Data excerpts:
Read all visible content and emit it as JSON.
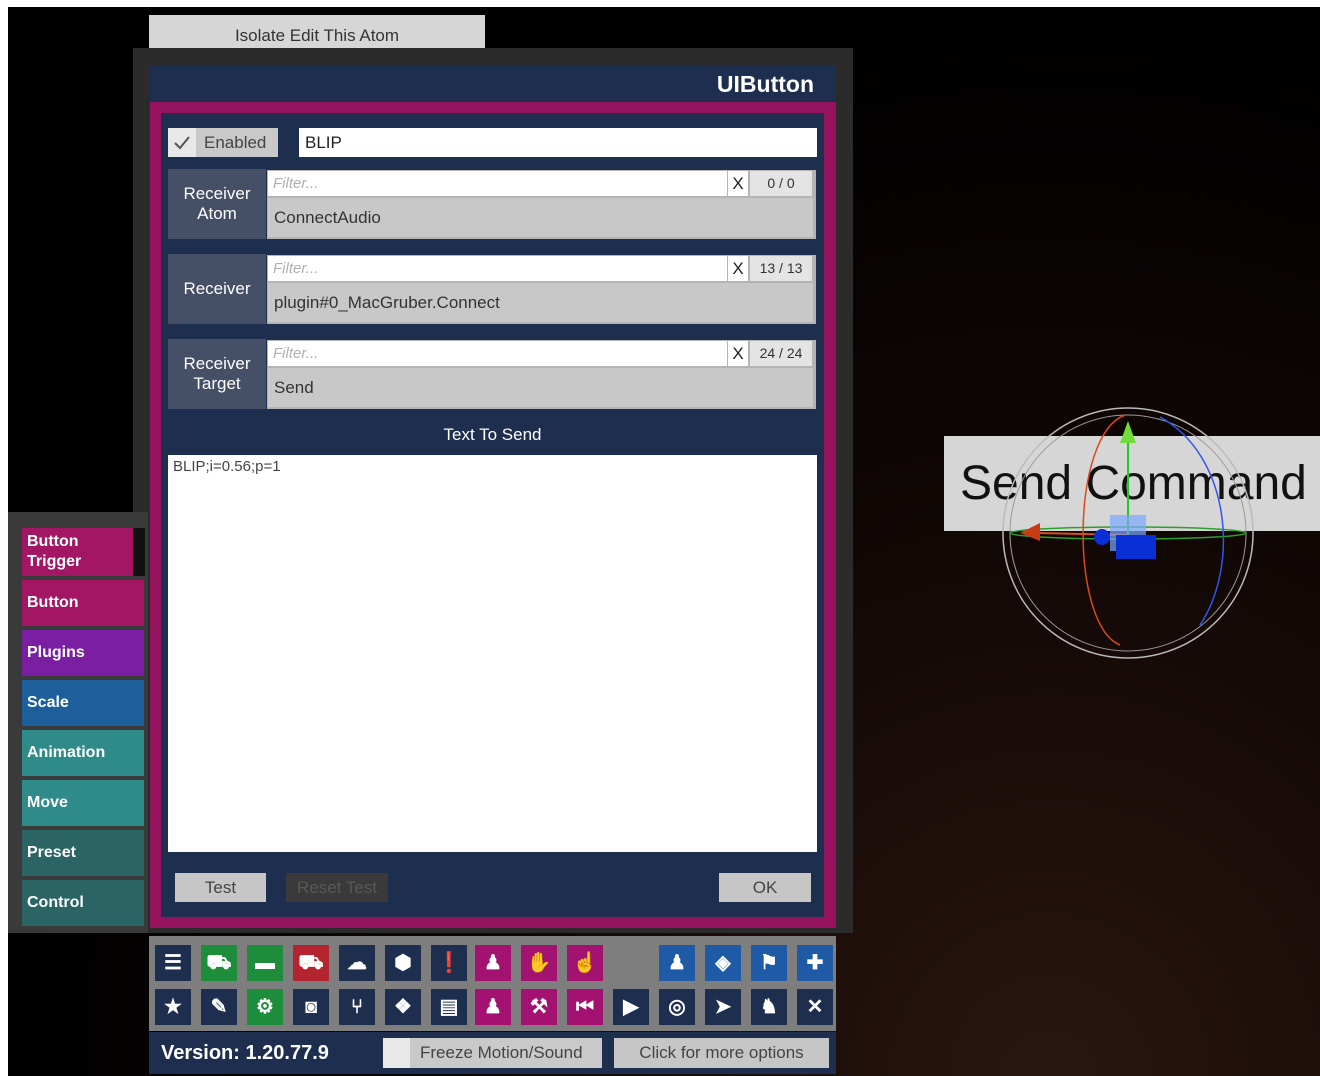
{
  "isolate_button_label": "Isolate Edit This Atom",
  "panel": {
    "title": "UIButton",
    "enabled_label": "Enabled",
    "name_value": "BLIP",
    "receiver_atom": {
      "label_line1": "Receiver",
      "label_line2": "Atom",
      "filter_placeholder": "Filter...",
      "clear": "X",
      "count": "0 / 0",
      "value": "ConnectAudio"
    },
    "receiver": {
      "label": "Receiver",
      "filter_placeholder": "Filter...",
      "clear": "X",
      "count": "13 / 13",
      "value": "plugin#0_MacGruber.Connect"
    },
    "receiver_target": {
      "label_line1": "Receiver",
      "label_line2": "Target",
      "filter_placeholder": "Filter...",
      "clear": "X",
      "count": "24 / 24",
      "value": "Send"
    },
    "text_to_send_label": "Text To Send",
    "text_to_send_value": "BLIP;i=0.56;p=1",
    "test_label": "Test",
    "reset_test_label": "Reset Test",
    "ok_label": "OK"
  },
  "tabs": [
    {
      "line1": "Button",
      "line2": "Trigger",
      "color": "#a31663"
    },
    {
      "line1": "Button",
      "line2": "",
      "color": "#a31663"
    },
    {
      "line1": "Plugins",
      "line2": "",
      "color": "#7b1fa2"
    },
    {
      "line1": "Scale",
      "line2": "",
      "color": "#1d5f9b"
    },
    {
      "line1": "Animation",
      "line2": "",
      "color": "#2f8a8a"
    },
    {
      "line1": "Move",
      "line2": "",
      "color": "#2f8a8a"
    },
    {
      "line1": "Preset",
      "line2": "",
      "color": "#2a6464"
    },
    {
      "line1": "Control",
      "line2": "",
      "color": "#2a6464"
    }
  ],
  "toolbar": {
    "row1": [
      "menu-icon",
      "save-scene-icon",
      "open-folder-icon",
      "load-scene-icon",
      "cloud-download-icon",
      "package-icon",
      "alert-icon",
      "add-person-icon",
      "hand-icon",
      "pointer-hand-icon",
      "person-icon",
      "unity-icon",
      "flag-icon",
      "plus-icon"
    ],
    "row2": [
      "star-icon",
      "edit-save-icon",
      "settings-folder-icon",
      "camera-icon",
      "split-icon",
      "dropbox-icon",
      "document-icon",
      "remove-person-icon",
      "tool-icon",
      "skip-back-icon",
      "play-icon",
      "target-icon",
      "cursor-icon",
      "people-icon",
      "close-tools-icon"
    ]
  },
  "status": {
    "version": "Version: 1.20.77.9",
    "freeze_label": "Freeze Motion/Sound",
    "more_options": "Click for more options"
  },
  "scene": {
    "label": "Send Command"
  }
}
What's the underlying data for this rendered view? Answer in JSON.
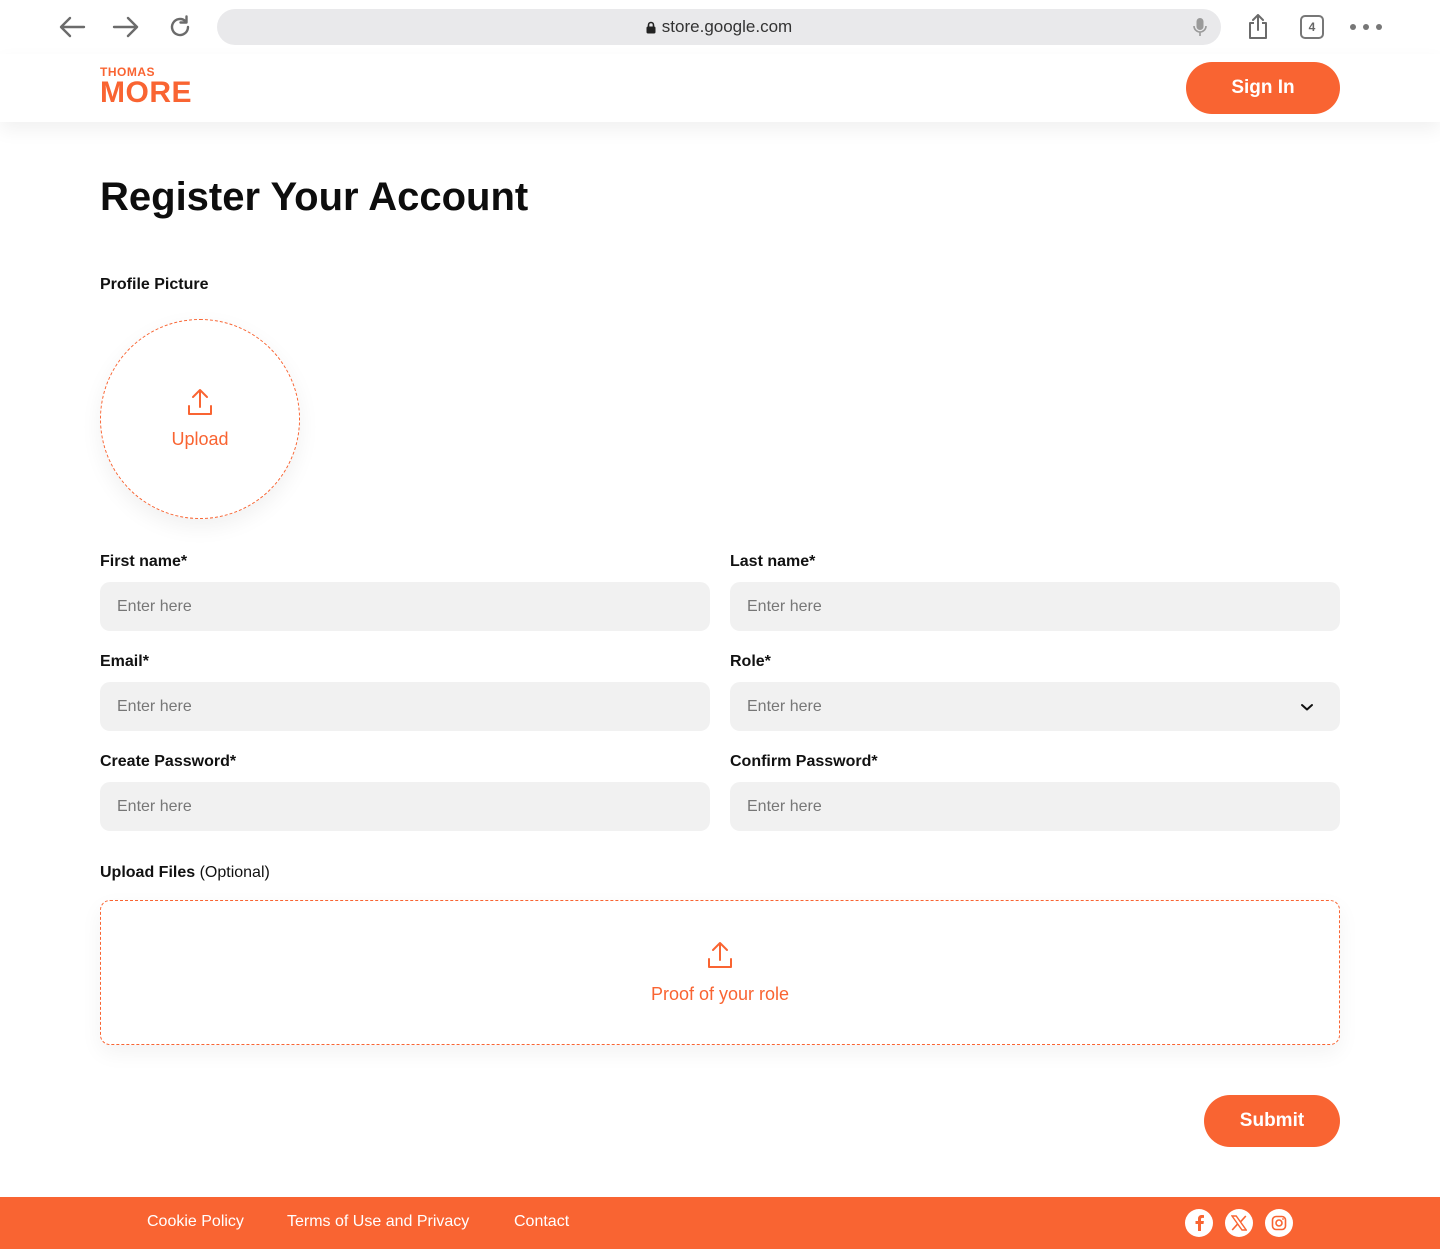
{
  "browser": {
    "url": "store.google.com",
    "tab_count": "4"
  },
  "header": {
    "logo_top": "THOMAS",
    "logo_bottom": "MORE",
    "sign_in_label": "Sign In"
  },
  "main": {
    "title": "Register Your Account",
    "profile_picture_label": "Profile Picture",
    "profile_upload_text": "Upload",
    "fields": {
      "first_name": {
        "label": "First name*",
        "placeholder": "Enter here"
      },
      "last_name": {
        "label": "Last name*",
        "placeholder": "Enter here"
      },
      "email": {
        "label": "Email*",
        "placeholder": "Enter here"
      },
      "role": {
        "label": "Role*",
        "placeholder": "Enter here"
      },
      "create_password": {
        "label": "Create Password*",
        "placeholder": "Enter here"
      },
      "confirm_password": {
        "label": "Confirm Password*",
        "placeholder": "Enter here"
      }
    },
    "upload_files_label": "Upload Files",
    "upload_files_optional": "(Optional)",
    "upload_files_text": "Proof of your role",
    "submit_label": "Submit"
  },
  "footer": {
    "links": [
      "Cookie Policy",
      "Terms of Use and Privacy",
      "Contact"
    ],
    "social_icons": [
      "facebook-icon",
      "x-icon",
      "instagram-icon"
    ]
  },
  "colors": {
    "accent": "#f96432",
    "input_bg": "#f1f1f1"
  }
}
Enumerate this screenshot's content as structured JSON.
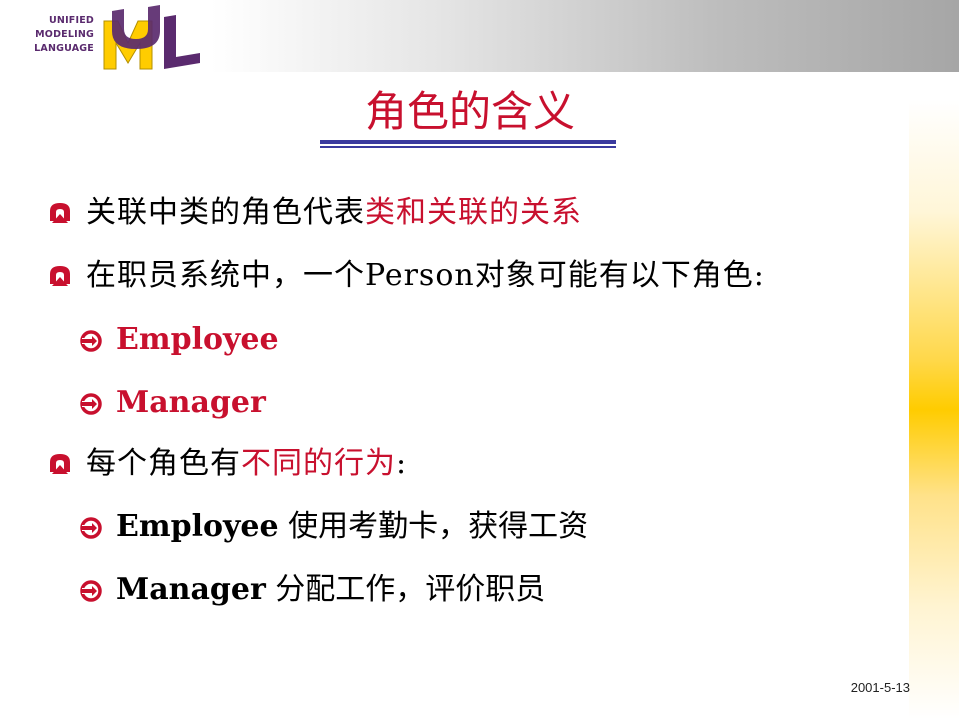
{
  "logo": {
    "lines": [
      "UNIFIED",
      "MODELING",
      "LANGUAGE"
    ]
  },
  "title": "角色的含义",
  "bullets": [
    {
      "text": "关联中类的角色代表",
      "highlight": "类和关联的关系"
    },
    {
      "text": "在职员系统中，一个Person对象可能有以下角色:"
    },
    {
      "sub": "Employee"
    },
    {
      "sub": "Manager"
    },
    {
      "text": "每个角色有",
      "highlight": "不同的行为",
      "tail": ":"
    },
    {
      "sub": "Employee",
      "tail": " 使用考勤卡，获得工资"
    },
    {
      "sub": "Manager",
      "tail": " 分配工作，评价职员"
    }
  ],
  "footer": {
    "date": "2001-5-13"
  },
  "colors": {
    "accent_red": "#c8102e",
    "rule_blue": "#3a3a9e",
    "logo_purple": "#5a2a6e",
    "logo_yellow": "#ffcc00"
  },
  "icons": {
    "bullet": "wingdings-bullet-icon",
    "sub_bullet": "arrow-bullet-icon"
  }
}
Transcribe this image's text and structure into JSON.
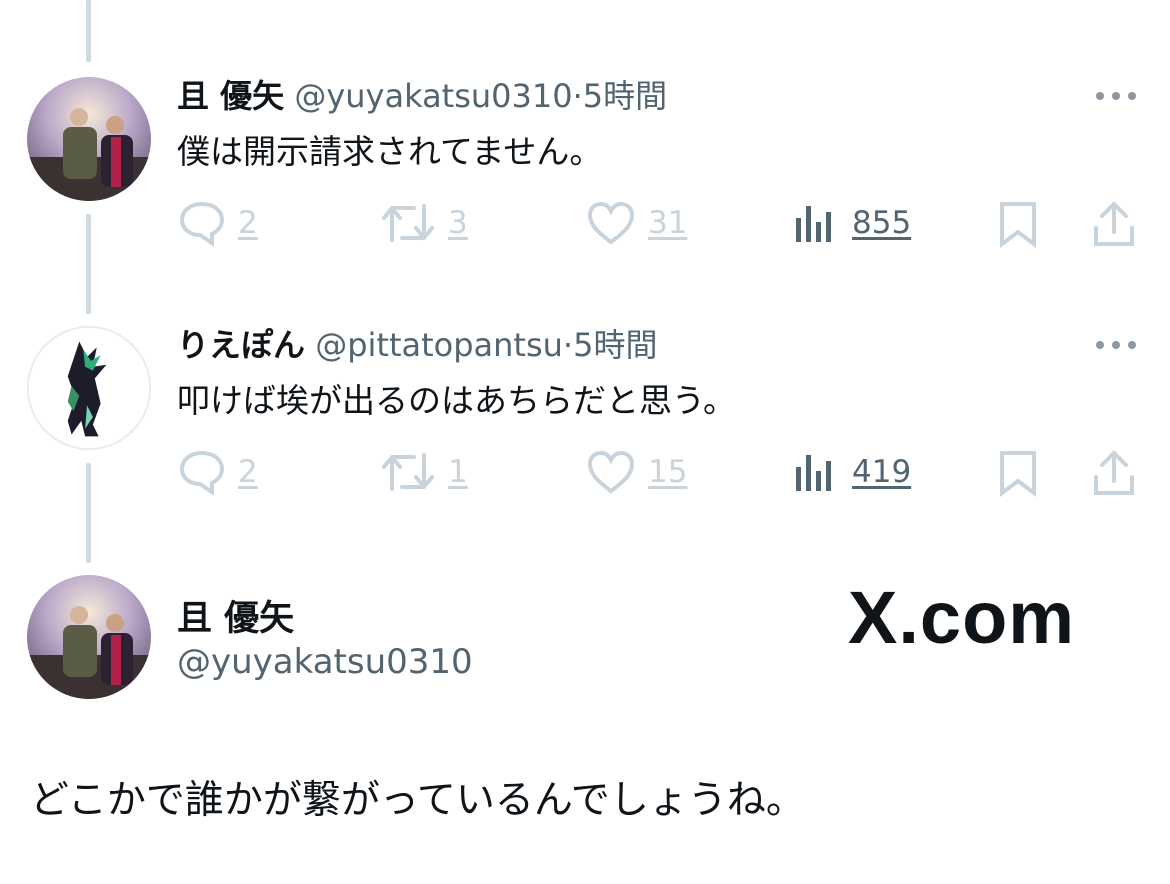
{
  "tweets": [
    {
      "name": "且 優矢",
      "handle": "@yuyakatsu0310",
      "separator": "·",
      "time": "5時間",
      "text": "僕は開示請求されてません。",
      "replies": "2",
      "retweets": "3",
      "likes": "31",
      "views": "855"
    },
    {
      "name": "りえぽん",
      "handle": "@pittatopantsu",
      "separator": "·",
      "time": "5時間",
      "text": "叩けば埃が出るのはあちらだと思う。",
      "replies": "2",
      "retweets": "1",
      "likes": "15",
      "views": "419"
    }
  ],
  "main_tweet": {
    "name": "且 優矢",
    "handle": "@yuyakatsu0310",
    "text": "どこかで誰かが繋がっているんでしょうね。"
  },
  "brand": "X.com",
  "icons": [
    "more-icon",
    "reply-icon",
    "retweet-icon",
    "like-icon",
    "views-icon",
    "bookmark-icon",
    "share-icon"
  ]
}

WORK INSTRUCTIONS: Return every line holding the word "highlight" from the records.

OUTPUT FOR THIS TASK:
      "highlight": "类和关联的关系"
      "highlight": "不同的行为",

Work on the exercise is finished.